From here, we continue down Peter-Vischer-Strasse, cross the river Pegnitz and look at the northern bridgehead of Heubrücke and view the Synagogue Cenotaph for the former main synagogue at Hans-Sachs-Platz.10
From the main market, the Hauptmarkt, we take the bus “Touristenlinie 36”, Tourist line 36, tothe Documentation Centre. During a walk around the Dutzendteich at the Nazi Party Rally Grounds we may get an impression of the Nazi regime’s megalomania.11
The Documentation Centre is situated in the north wing of the congress hall and a visit is certainly recommended. The Kongresshalle was supposed to hold up to 50.000 people, but was never fully finished. The permanent exhibition “Faszination und Gewalt” (Fascination and Violence) deals with the reasons, connections and consequences of the national socialistic tyranny, always in connection with the city of Nuremberg.12
For those who want to experience this topic comprehensively, we now hop on the tram line number 5. At Plärrer the transfer to the subway U1 to Hardhöhe or walk to Bärenschanze. On the right side while leaving the town, we see the justice building with Memorium and Courtroom 600.13
If the Nuremberg Trials were not held in Courtroom 600, it would not be possible to deal with the injustice and developing nations to an international criminal jurisdiction, as we can observe in The Hague.
After so much pressing reality, you may be ready to end the day with a walk back to the hotel. Pass the Hochstrasse at district Rosenau and view the Stolpersteine, the stumble stones, another artistic way of processing the anti-Semitism.14
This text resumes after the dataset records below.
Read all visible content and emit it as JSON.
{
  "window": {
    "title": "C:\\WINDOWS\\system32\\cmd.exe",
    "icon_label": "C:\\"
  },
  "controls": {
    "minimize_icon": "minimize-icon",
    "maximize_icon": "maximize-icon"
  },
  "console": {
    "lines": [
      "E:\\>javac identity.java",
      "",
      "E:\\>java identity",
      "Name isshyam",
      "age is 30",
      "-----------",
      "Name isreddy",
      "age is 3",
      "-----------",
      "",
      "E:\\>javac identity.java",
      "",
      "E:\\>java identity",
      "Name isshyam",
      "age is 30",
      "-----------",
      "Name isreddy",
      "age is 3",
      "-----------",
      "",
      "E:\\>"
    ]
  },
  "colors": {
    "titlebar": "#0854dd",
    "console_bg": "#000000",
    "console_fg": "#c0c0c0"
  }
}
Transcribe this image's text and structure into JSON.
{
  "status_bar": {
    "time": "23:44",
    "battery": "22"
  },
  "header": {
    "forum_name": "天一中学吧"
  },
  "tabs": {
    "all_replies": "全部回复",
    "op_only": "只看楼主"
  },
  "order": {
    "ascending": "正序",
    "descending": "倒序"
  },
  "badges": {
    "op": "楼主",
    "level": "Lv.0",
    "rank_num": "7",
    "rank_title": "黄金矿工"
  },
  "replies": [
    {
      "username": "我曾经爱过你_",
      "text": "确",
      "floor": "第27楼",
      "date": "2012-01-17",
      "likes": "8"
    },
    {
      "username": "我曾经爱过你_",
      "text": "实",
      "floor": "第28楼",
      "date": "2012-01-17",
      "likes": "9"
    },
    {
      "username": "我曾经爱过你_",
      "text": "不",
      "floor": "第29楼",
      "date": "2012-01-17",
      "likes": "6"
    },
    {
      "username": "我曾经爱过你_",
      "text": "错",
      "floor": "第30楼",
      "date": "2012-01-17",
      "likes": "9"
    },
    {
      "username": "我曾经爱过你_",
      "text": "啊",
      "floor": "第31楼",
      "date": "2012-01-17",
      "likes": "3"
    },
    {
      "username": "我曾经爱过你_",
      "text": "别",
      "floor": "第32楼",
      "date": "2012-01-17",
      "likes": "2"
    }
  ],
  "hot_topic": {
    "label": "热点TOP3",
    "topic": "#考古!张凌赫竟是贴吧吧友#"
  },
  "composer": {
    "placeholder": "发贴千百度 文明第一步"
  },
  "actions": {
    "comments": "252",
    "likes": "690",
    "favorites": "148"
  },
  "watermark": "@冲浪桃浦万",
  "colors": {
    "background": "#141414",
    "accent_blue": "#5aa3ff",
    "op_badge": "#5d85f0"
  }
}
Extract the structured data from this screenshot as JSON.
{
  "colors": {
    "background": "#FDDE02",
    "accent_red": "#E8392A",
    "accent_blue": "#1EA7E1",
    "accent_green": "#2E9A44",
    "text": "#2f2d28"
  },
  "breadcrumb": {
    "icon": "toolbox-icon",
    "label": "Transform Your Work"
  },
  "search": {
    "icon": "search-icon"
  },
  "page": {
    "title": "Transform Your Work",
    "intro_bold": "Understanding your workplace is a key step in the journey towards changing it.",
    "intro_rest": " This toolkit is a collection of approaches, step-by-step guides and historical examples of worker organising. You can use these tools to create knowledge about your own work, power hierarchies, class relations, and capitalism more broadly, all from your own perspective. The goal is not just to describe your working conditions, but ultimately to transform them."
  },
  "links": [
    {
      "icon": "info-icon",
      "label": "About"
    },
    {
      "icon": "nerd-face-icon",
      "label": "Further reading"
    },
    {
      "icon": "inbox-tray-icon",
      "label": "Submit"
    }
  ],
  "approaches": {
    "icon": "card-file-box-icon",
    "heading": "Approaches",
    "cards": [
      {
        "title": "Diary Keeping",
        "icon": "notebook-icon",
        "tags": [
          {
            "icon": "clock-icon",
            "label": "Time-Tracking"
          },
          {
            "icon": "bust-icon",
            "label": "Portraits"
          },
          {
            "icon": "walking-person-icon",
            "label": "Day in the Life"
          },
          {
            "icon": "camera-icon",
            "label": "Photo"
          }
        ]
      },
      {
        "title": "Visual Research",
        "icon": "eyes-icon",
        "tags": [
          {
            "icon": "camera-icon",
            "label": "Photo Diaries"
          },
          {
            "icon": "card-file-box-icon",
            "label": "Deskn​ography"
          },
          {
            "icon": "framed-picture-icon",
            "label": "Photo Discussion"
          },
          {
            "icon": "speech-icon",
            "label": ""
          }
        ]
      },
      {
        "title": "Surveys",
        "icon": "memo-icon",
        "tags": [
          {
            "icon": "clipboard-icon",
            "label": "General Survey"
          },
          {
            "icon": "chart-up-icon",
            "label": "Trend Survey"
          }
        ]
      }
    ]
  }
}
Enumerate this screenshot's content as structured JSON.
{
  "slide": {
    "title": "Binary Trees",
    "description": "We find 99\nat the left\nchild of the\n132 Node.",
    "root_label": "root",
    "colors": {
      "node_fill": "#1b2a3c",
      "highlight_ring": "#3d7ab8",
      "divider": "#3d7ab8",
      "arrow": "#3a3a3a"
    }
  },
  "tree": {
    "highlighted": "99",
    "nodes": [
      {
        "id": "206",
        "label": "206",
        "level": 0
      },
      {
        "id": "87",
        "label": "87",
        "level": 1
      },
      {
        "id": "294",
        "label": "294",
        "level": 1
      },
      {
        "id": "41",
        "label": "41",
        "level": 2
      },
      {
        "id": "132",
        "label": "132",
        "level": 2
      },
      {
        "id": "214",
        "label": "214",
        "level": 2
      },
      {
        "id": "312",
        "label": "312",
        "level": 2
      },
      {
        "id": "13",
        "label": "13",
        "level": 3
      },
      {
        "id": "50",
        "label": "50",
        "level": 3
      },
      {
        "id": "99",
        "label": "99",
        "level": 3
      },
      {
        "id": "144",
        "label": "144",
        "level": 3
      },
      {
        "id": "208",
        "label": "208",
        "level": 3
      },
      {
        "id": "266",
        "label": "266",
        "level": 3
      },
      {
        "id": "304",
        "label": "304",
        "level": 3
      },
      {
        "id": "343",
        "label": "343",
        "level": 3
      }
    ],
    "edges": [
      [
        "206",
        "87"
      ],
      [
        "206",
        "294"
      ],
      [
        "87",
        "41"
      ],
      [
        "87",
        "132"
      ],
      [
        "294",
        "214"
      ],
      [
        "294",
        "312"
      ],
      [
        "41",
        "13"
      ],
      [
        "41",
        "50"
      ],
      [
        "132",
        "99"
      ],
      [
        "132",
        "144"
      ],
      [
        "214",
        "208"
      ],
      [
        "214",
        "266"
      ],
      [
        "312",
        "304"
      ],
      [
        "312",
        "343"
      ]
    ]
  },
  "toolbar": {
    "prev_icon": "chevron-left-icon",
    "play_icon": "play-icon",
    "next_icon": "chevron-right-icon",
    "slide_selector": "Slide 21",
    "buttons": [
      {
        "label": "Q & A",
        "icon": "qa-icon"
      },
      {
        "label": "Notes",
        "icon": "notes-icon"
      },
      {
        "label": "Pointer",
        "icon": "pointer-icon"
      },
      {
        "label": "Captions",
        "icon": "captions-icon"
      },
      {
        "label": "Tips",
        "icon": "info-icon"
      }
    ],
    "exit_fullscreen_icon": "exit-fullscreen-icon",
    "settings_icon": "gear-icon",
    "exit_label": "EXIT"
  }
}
Cross a marvellous park in Nuremberg, the Rosenaupark. Climbing some steps at the south-east end of the park you reach the Altstadtring at the Spittlertorgraben. From here you return to the city through the Fürther Tor. You arrive back to the hotel Victoria either via subway or by foot.